• **The problem**
Look over the material for the string "legend". Copy every line where it turns up.

• **Extracted entries**
===
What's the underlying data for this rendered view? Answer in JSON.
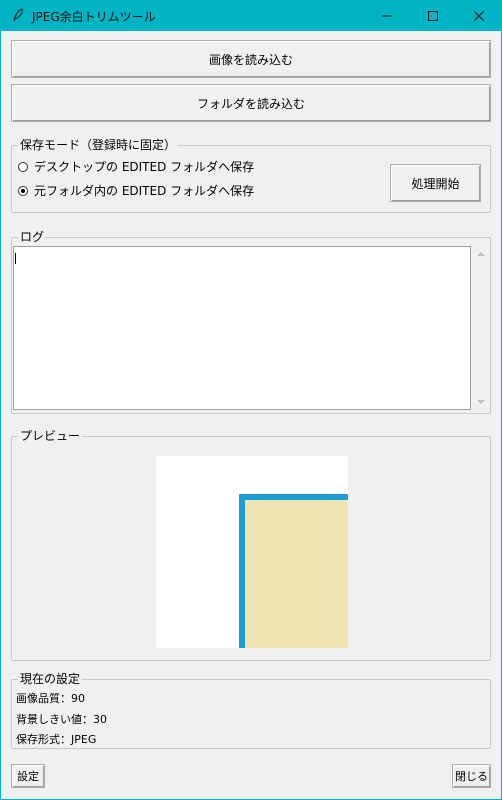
{
  "window": {
    "title": "JPEG余白トリムツール"
  },
  "buttons": {
    "load_image": "画像を読み込む",
    "load_folder": "フォルダを読み込む",
    "process": "処理開始",
    "settings": "設定",
    "close": "閉じる"
  },
  "save_mode": {
    "legend": "保存モード（登録時に固定）",
    "options": [
      {
        "label": "デスクトップの EDITED フォルダへ保存",
        "selected": false
      },
      {
        "label": "元フォルダ内の EDITED フォルダへ保存",
        "selected": true
      }
    ]
  },
  "log": {
    "legend": "ログ",
    "content": ""
  },
  "preview": {
    "legend": "プレビュー",
    "colors": {
      "background": "#ffffff",
      "border": "#1e9ed6",
      "fill": "#efe3b0"
    }
  },
  "current_settings": {
    "legend": "現在の設定",
    "quality": "画像品質：90",
    "threshold": "背景しきい値：30",
    "format": "保存形式：JPEG"
  },
  "colors": {
    "titlebar": "#00b4c4",
    "window_bg": "#f0f0f0"
  },
  "icons": {
    "app": "feather-icon",
    "minimize": "minimize-icon",
    "maximize": "maximize-icon",
    "close": "close-icon"
  }
}
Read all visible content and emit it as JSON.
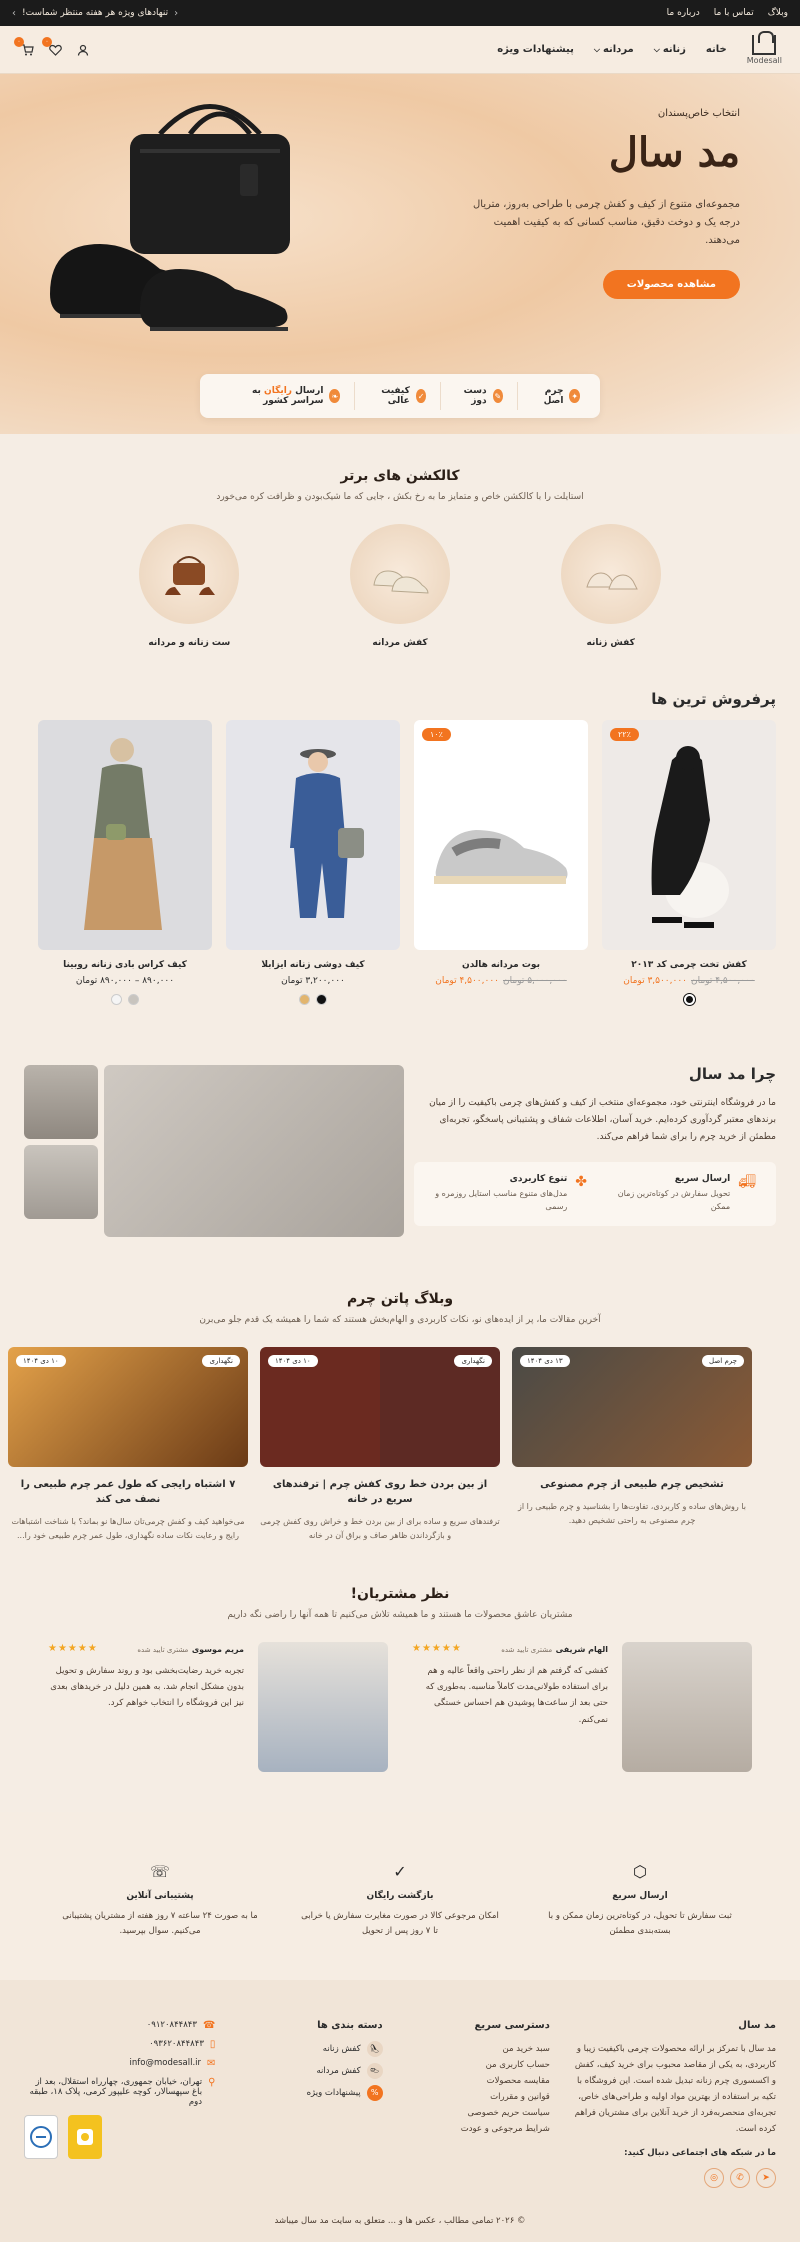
{
  "topbar": {
    "promo": "تنهادهای ویژه هر هفته منتظر شماست!",
    "links": [
      "وبلاگ",
      "تماس با ما",
      "درباره ما"
    ]
  },
  "header": {
    "logo_text": "Modesall",
    "nav": [
      {
        "label": "خانه"
      },
      {
        "label": "زنانه"
      },
      {
        "label": "مردانه"
      },
      {
        "label": "پیشنهادات ویژه"
      }
    ],
    "cart_count": "۰",
    "wishlist_count": "۰"
  },
  "hero": {
    "kicker": "انتخاب خاص‌پسندان",
    "title": "مد سال",
    "description": "مجموعه‌ای متنوع از کیف و کفش چرمی با طراحی به‌روز، متریال درجه یک و دوخت دقیق، مناسب کسانی که به کیفیت اهمیت می‌دهند.",
    "cta": "مشاهده محصولات",
    "features": [
      {
        "label": "چرم اصل"
      },
      {
        "label": "دست دوز"
      },
      {
        "label": "کیفیت عالی"
      },
      {
        "label_pre": "ارسال ",
        "label_accent": "رایگان",
        "label_post": " به سراسر کشور"
      }
    ]
  },
  "collections": {
    "title": "کالکشن های برتر",
    "subtitle": "استایلت را با کالکشن خاص و متمایز ما به رخ بکش ، جایی که ما شیک‌بودن و ظرافت کره می‌خورد",
    "items": [
      {
        "label": "کفش زنانه"
      },
      {
        "label": "کفش مردانه"
      },
      {
        "label": "ست زنانه و مردانه"
      }
    ]
  },
  "bestsellers": {
    "title": "پرفروش ترین ها",
    "products": [
      {
        "name": "کفش تخت چرمی کد ۲۰۱۳",
        "old_price": "۴,۵۰۰,۰۰۰ تومان",
        "new_price": "۳,۵۰۰,۰۰۰ تومان",
        "discount": "۲۲٪"
      },
      {
        "name": "بوت مردانه هالدن",
        "old_price": "۵,۰۰۰,۰۰۰ تومان",
        "new_price": "۴,۵۰۰,۰۰۰ تومان",
        "discount": "۱۰٪"
      },
      {
        "name": "کیف دوشی زنانه ایزابلا",
        "old_price": "",
        "new_price": "۳,۲۰۰,۰۰۰ تومان",
        "discount": ""
      },
      {
        "name": "کیف کراس بادی زنانه روبینا",
        "old_price": "",
        "new_price": "۸۹۰,۰۰۰ – ۸۹۰,۰۰۰ تومان",
        "discount": ""
      }
    ]
  },
  "why": {
    "title": "چرا مد سال",
    "text": "ما در فروشگاه اینترنتی خود، مجموعه‌ای منتخب از کیف و کفش‌های چرمی باکیفیت را از میان برندهای معتبر گردآوری کرده‌ایم. خرید آسان، اطلاعات شفاف و پشتیبانی پاسخگو، تجربه‌ای مطمئن از خرید چرم را برای شما فراهم می‌کند.",
    "boxes": [
      {
        "title": "ارسال سریع",
        "desc": "تحویل سفارش در کوتاه‌ترین زمان ممکن"
      },
      {
        "title": "تنوع کاربردی",
        "desc": "مدل‌های متنوع مناسب استایل روزمره و رسمی"
      }
    ]
  },
  "blog": {
    "title": "وبلاگ پاتن چرم",
    "subtitle": "آخرین مقالات ما، پر از ایده‌های نو، نکات کاربردی و الهام‌بخش هستند که شما را همیشه یک قدم جلو می‌برن",
    "posts": [
      {
        "tag": "چرم اصل",
        "date": "۱۳ دی ۱۴۰۴",
        "title": "تشخیص چرم طبیعی از چرم مصنوعی",
        "excerpt": "با روش‌های ساده و کاربردی، تفاوت‌ها را بشناسید و چرم طبیعی را از چرم مصنوعی به راحتی تشخیص دهید."
      },
      {
        "tag": "نگهداری",
        "date": "۱۰ دی ۱۴۰۴",
        "title": "از بین بردن خط روی کفش چرم | ترفندهای سریع در خانه",
        "excerpt": "ترفندهای سریع و ساده برای از بین بردن خط و خراش روی کفش چرمی و بازگرداندن ظاهر صاف و براق آن در خانه"
      },
      {
        "tag": "نگهداری",
        "date": "۱۰ دی ۱۴۰۴",
        "title": "۷ اشتباه رایجی که طول عمر چرم طبیعی را نصف می کند",
        "excerpt": "می‌خواهید کیف و کفش چرمی‌تان سال‌ها نو بماند؟ با شناخت اشتباهات رایج و رعایت نکات ساده نگهداری، طول عمر چرم طبیعی خود را..."
      }
    ]
  },
  "reviews": {
    "title": "نظر مشتریان!",
    "subtitle": "مشتریان عاشق محصولات ما هستند و ما همیشه تلاش می‌کنیم تا همه آنها را راضی نگه داریم",
    "items": [
      {
        "name": "الهام شریفی",
        "verified": "مشتری تایید شده",
        "stars": "★★★★★",
        "text": "کفشی که گرفتم هم از نظر راحتی واقعاً عالیه و هم برای استفاده طولانی‌مدت کاملاً مناسبه. به‌طوری که حتی بعد از ساعت‌ها پوشیدن هم احساس خستگی نمی‌کنم."
      },
      {
        "name": "مریم موسوی",
        "verified": "مشتری تایید شده",
        "stars": "★★★★★",
        "text": "تجربه خرید رضایت‌بخشی بود و روند سفارش و تحویل بدون مشکل انجام شد. به همین دلیل در خریدهای بعدی نیز این فروشگاه را انتخاب خواهم کرد."
      }
    ]
  },
  "services": [
    {
      "title": "ارسال سریع",
      "desc": "ثبت سفارش تا تحویل، در کوتاه‌ترین زمان ممکن و با بسته‌بندی مطمئن"
    },
    {
      "title": "بازگشت رایگان",
      "desc": "امکان مرجوعی کالا در صورت مغایرت سفارش یا خرابی تا ۷ روز پس از تحویل"
    },
    {
      "title": "پشتیبانی آنلاین",
      "desc": "ما به صورت ۲۴ ساعته ۷ روز هفته از مشتریان پشتیبانی می‌کنیم. سوال بپرسید."
    }
  ],
  "footer": {
    "about_title": "مد سال",
    "about_text": "مد سال با تمرکز بر ارائه محصولات چرمی باکیفیت زیبا و کاربردی، به یکی از مقاصد محبوب برای خرید کیف، کفش و اکسسوری چرم زنانه تبدیل شده است. این فروشگاه با تکیه بر استفاده از بهترین مواد اولیه و طراحی‌های خاص، تجربه‌ای منحصربه‌فرد از خرید آنلاین برای مشتریان فراهم کرده است.",
    "social_title": "ما در شبکه های اجتماعی دنبال کنید:",
    "quick_title": "دسترسی سریع",
    "quick_links": [
      "سبد خرید من",
      "حساب کاربری من",
      "مقایسه محصولات",
      "قوانین و مقررات",
      "سیاست حریم خصوصی",
      "شرایط مرجوعی و عودت"
    ],
    "cat_title": "دسته بندی ها",
    "categories": [
      "کفش زنانه",
      "کفش مردانه",
      "پیشنهادات ویژه"
    ],
    "phone1": "۰۹۱۲۰۸۴۴۸۴۳",
    "phone2": "۰۹۳۶۲۰۸۴۴۸۴۳",
    "email": "info@modesall.ir",
    "address": "تهران، خیابان جمهوری، چهارراه استقلال، بعد از باغ سپهسالار، کوچه علیپور کرمی، پلاک ۱۸، طبقه دوم",
    "copyright": "© ۲۰۲۶ تمامی مطالب ، عکس ها و ... متعلق به سایت مد سال میباشد"
  }
}
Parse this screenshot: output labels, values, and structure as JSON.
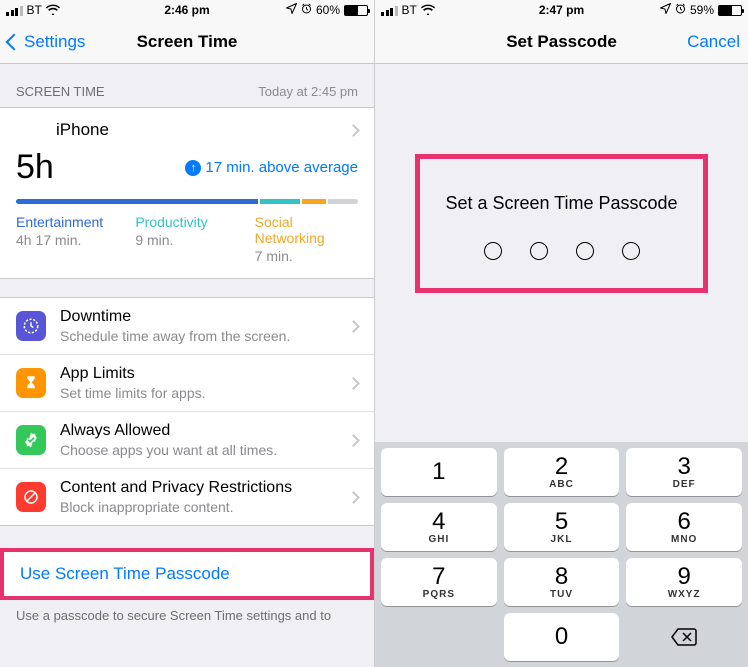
{
  "left": {
    "status": {
      "carrier": "BT",
      "time": "2:46 pm",
      "battery_pct": "60%"
    },
    "nav": {
      "back": "Settings",
      "title": "Screen Time"
    },
    "section_header": {
      "label": "SCREEN TIME",
      "right": "Today at 2:45 pm"
    },
    "device": "iPhone",
    "total": "5h",
    "above_avg": "17 min. above average",
    "categories": [
      {
        "name": "Entertainment",
        "val": "4h 17 min."
      },
      {
        "name": "Productivity",
        "val": "9 min."
      },
      {
        "name": "Social Networking",
        "val": "7 min."
      }
    ],
    "items": [
      {
        "title": "Downtime",
        "sub": "Schedule time away from the screen."
      },
      {
        "title": "App Limits",
        "sub": "Set time limits for apps."
      },
      {
        "title": "Always Allowed",
        "sub": "Choose apps you want at all times."
      },
      {
        "title": "Content and Privacy Restrictions",
        "sub": "Block inappropriate content."
      }
    ],
    "passcode_link": "Use Screen Time Passcode",
    "footer": "Use a passcode to secure Screen Time settings and to"
  },
  "right": {
    "status": {
      "carrier": "BT",
      "time": "2:47 pm",
      "battery_pct": "59%"
    },
    "nav": {
      "title": "Set Passcode",
      "cancel": "Cancel"
    },
    "prompt": "Set a Screen Time Passcode",
    "keypad": [
      {
        "num": "1",
        "letters": ""
      },
      {
        "num": "2",
        "letters": "ABC"
      },
      {
        "num": "3",
        "letters": "DEF"
      },
      {
        "num": "4",
        "letters": "GHI"
      },
      {
        "num": "5",
        "letters": "JKL"
      },
      {
        "num": "6",
        "letters": "MNO"
      },
      {
        "num": "7",
        "letters": "PQRS"
      },
      {
        "num": "8",
        "letters": "TUV"
      },
      {
        "num": "9",
        "letters": "WXYZ"
      },
      {
        "num": "0",
        "letters": ""
      }
    ]
  }
}
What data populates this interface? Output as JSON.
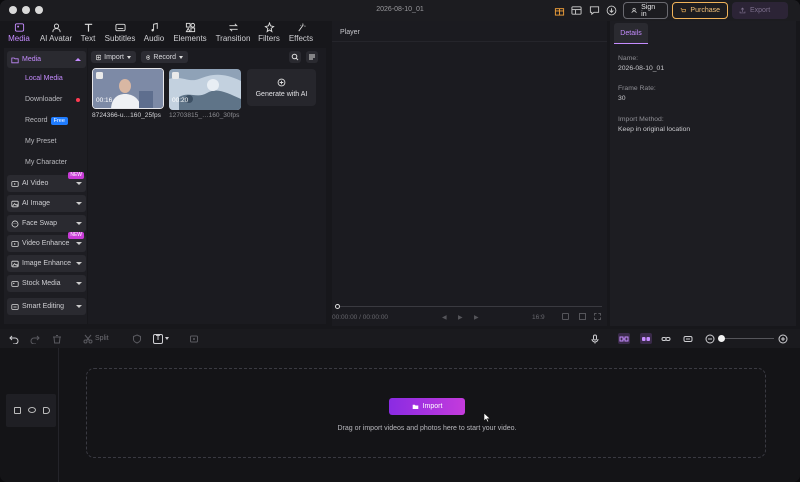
{
  "window": {
    "title": "2026-08-10_01"
  },
  "titlebar": {
    "sign_in": "Sign in",
    "purchase": "Purchase",
    "export": "Export"
  },
  "tooltabs": [
    {
      "label": "Media",
      "icon": "media-icon",
      "active": true
    },
    {
      "label": "AI Avatar",
      "icon": "avatar-icon"
    },
    {
      "label": "Text",
      "icon": "text-icon"
    },
    {
      "label": "Subtitles",
      "icon": "subtitles-icon"
    },
    {
      "label": "Audio",
      "icon": "audio-icon"
    },
    {
      "label": "Elements",
      "icon": "elements-icon"
    },
    {
      "label": "Transition",
      "icon": "transition-icon"
    },
    {
      "label": "Filters",
      "icon": "filters-icon"
    },
    {
      "label": "Effects",
      "icon": "effects-icon"
    }
  ],
  "sidebar": {
    "media": "Media",
    "local_media": "Local Media",
    "downloader": "Downloader",
    "record": "Record",
    "free_badge": "Free",
    "my_preset": "My Preset",
    "my_character": "My Character",
    "ai_video": "AI Video",
    "ai_image": "AI Image",
    "face_swap": "Face Swap",
    "video_enhance": "Video Enhance",
    "image_enhance": "Image Enhance",
    "stock_media": "Stock Media",
    "smart_editing": "Smart Editing",
    "new_badge": "NEW"
  },
  "media_panel": {
    "import_label": "Import",
    "record_label": "Record",
    "items": [
      {
        "name": "8724366-u…160_25fps",
        "duration": "00:16",
        "selected": true
      },
      {
        "name": "12703815_…160_30fps",
        "duration": "00:20",
        "selected": false
      }
    ],
    "generate_ai": "Generate with AI"
  },
  "player": {
    "title": "Player",
    "current_time": "00:00:00",
    "separator": "/",
    "total_time": "00:00:00",
    "aspect": "16:9"
  },
  "details": {
    "tab": "Details",
    "name_label": "Name:",
    "name_value": "2026-08-10_01",
    "frame_rate_label": "Frame Rate:",
    "frame_rate_value": "30",
    "import_method_label": "Import Method:",
    "import_method_value": "Keep in original location"
  },
  "timeline": {
    "split_label": "Split",
    "text_tool": "T",
    "import_button": "Import",
    "drop_hint": "Drag or import videos and photos here to start your video."
  },
  "colors": {
    "accent": "#c58cff",
    "purchase": "#f0b35a",
    "import_gradient_start": "#8a2be2",
    "import_gradient_end": "#c43bdc"
  }
}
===
• **Task output**
    "legend": "保存モード（登録時に固定）",
    "legend": "ログ",
    "legend": "プレビュー",
    "legend": "現在の設定",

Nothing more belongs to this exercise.